━━━━━ DATASET CONTENT

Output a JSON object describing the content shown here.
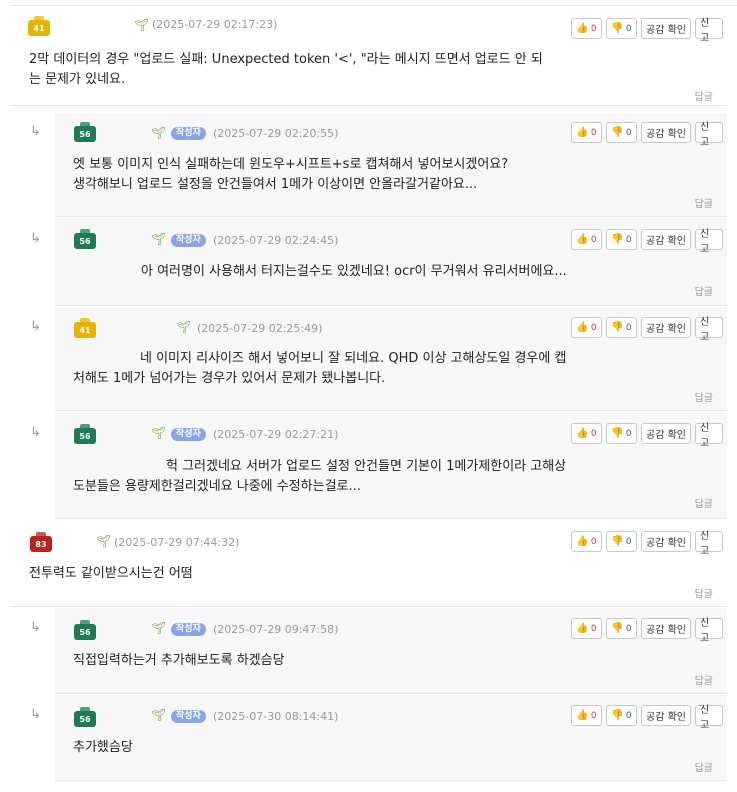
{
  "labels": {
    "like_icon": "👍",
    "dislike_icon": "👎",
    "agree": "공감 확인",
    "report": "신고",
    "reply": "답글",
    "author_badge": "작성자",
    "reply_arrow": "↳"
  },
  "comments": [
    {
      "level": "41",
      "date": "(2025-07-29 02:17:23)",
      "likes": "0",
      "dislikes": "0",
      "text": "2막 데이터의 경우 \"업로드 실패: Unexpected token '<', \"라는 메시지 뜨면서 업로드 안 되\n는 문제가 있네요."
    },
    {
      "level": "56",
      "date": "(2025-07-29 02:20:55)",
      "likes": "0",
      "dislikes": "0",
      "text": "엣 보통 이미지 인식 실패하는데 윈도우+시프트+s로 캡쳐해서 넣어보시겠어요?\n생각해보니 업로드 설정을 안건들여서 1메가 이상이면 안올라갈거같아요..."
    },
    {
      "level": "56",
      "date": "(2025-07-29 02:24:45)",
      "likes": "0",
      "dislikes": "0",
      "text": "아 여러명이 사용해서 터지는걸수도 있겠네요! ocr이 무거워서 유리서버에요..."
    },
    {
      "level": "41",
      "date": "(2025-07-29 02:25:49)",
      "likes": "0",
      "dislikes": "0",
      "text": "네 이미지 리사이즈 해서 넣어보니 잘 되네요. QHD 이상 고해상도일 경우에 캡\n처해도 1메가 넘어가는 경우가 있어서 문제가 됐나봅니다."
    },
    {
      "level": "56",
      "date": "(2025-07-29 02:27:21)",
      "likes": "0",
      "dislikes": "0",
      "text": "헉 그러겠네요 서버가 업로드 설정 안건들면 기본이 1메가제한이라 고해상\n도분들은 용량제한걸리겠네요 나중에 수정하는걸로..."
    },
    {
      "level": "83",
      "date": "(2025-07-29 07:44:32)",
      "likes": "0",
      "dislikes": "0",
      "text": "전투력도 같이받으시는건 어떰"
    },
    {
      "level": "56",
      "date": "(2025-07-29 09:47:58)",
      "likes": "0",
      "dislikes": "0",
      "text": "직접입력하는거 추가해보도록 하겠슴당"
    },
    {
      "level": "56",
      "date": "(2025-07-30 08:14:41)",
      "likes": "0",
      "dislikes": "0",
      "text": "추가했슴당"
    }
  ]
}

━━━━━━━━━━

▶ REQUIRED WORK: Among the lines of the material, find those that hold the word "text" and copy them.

▶ RESPONSE AREA:
      "text": "2막 데이터의 경우 \"업로드 실패: Unexpected token '<', \"라는 메시지 뜨면서 업로드 안 되\n는 문제가 있네요."
      "text": "엣 보통 이미지 인식 실패하는데 윈도우+시프트+s로 캡쳐해서 넣어보시겠어요?\n생각해보니 업로드 설정을 안건들여서 1메가 이상이면 안올라갈거같아요..."
      "text": "아 여러명이 사용해서 터지는걸수도 있겠네요! ocr이 무거워서 유리서버에요..."
      "text": "네 이미지 리사이즈 해서 넣어보니 잘 되네요. QHD 이상 고해상도일 경우에 캡\n처해도 1메가 넘어가는 경우가 있어서 문제가 됐나봅니다."
      "text": "헉 그러겠네요 서버가 업로드 설정 안건들면 기본이 1메가제한이라 고해상\n도분들은 용량제한걸리겠네요 나중에 수정하는걸로..."
      "text": "전투력도 같이받으시는건 어떰"
      "text": "직접입력하는거 추가해보도록 하겠슴당"
      "text": "추가했슴당"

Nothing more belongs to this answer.